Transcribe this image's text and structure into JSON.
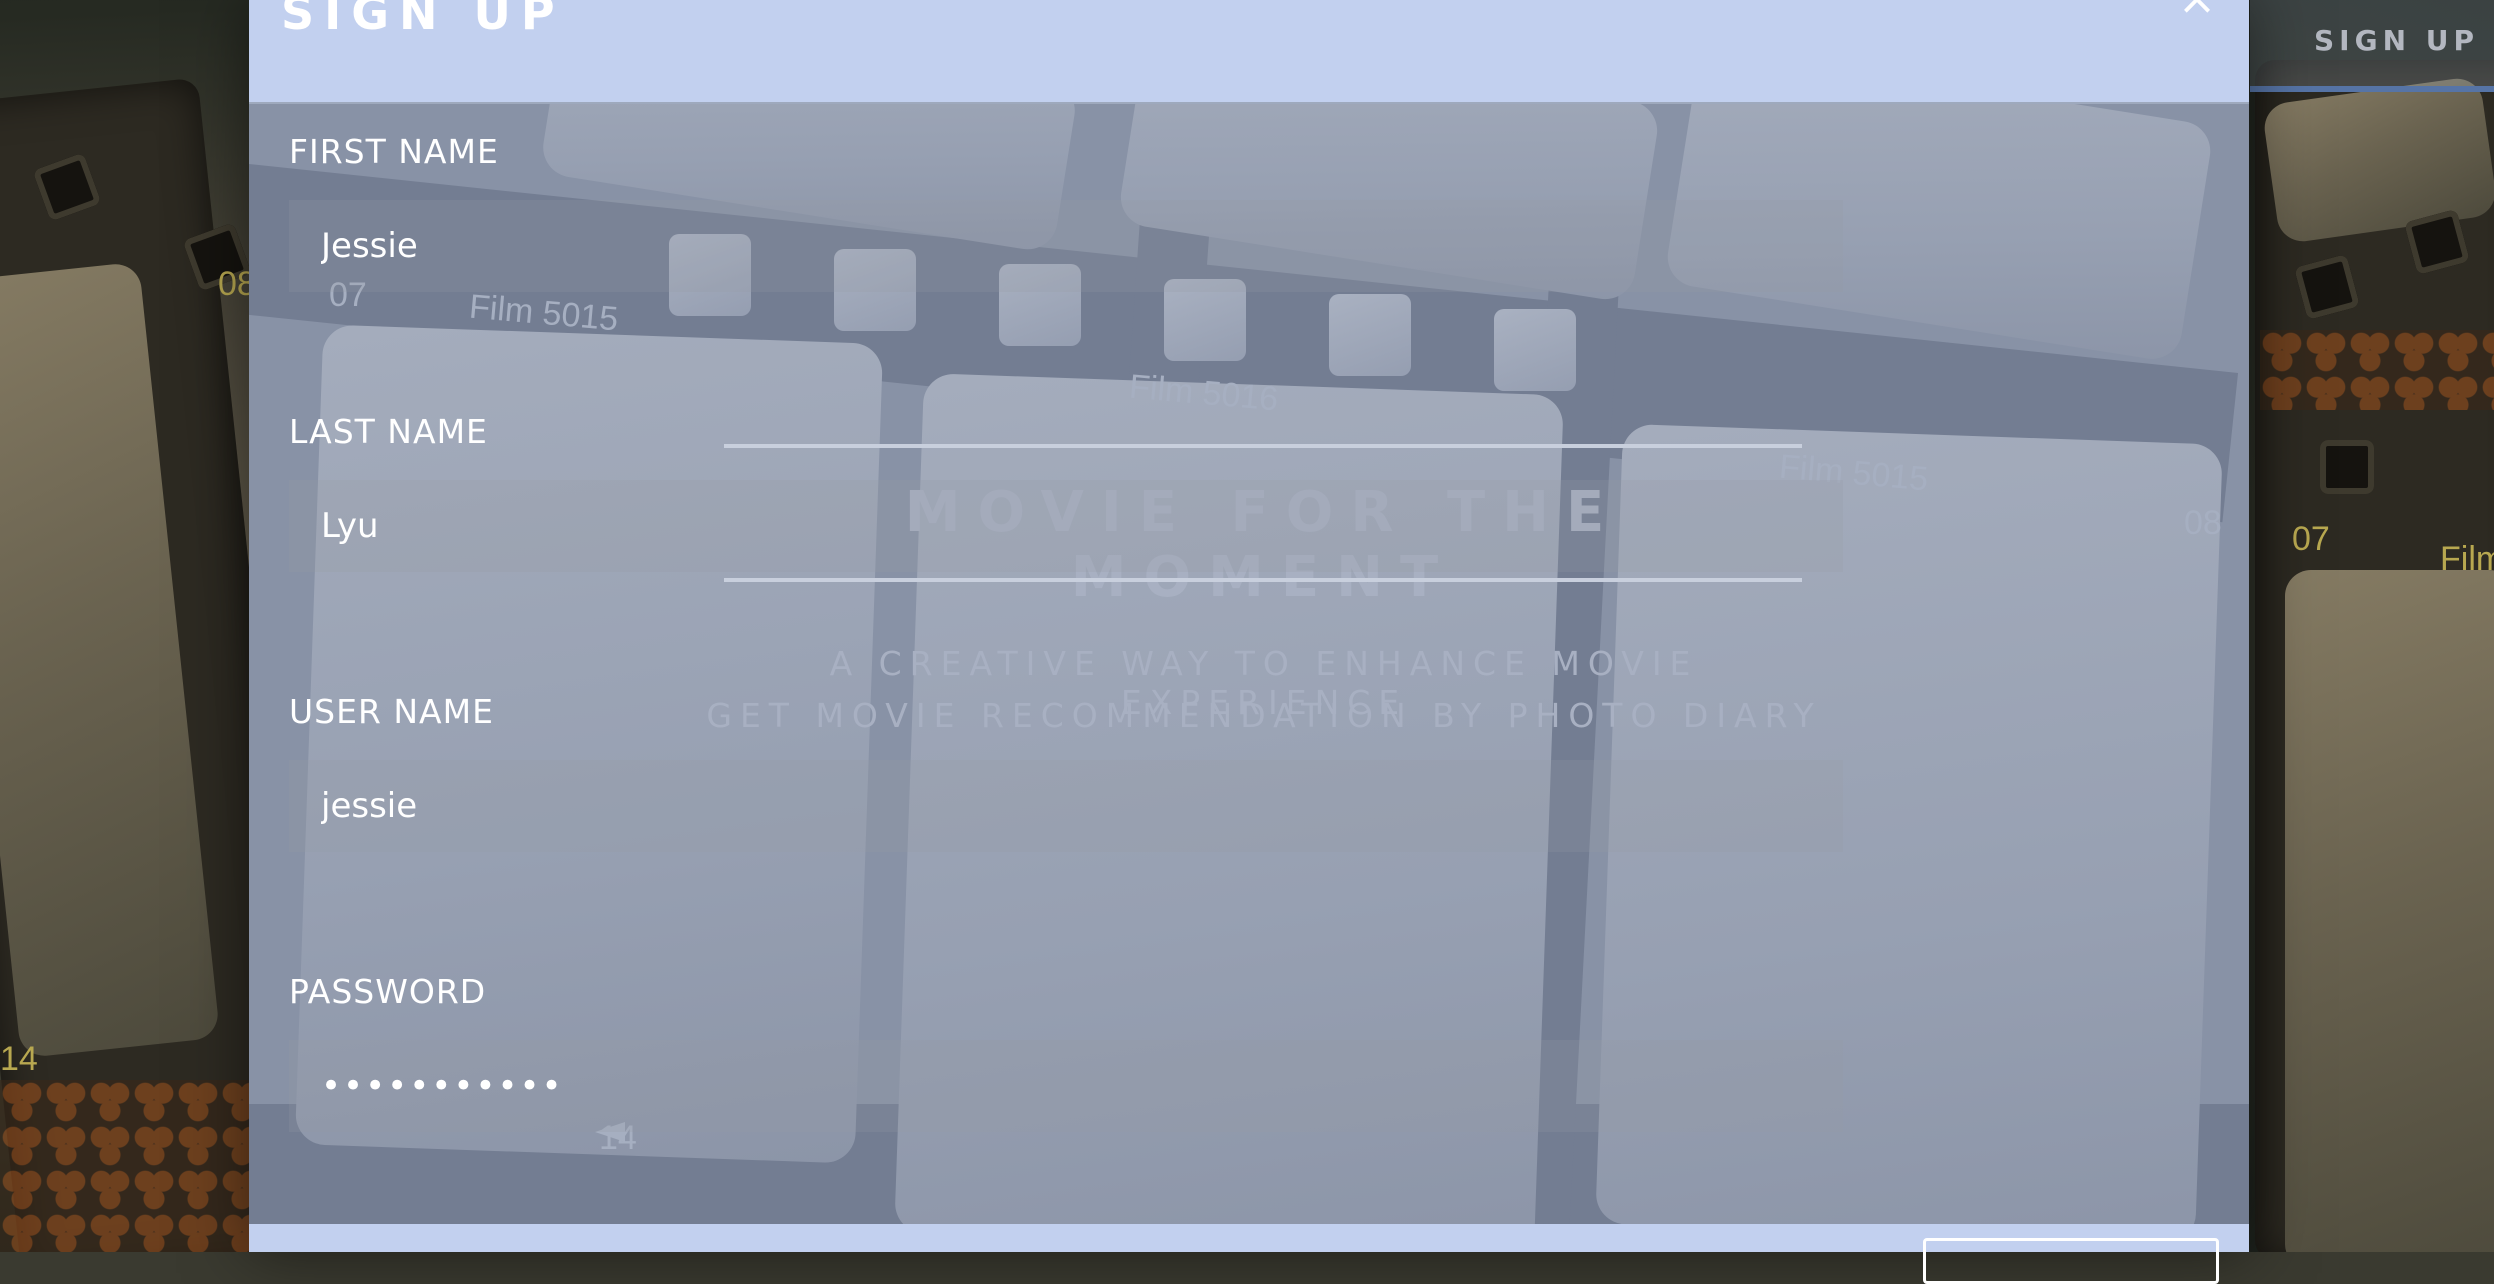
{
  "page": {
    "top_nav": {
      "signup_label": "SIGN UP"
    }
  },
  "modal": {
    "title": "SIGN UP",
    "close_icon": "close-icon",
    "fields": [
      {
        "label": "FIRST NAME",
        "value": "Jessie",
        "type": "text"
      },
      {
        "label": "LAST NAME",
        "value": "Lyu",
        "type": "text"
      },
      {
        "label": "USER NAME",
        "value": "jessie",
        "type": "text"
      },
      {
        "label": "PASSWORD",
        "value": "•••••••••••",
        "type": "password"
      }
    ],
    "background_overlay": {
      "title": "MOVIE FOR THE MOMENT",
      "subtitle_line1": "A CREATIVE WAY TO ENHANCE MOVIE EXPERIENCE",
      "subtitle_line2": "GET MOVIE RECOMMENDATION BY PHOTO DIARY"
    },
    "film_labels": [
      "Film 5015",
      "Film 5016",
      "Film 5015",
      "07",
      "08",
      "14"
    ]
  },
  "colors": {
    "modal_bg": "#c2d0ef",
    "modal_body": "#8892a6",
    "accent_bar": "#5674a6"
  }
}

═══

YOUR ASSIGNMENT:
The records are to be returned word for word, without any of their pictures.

RESULT FOR THIS TASK:
Transcribe this image's text and structure into JSON.
{
  "page": {
    "top_nav": {
      "signup_label": "SIGN UP"
    }
  },
  "modal": {
    "title": "SIGN UP",
    "close_icon": "close-icon",
    "fields": [
      {
        "label": "FIRST NAME",
        "value": "Jessie",
        "type": "text"
      },
      {
        "label": "LAST NAME",
        "value": "Lyu",
        "type": "text"
      },
      {
        "label": "USER NAME",
        "value": "jessie",
        "type": "text"
      },
      {
        "label": "PASSWORD",
        "value": "•••••••••••",
        "type": "password"
      }
    ],
    "background_overlay": {
      "title": "MOVIE FOR THE MOMENT",
      "subtitle_line1": "A CREATIVE WAY TO ENHANCE MOVIE EXPERIENCE",
      "subtitle_line2": "GET MOVIE RECOMMENDATION BY PHOTO DIARY"
    },
    "film_labels": [
      "Film 5015",
      "Film 5016",
      "Film 5015",
      "07",
      "08",
      "14"
    ]
  },
  "colors": {
    "modal_bg": "#c2d0ef",
    "modal_body": "#8892a6",
    "accent_bar": "#5674a6"
  }
}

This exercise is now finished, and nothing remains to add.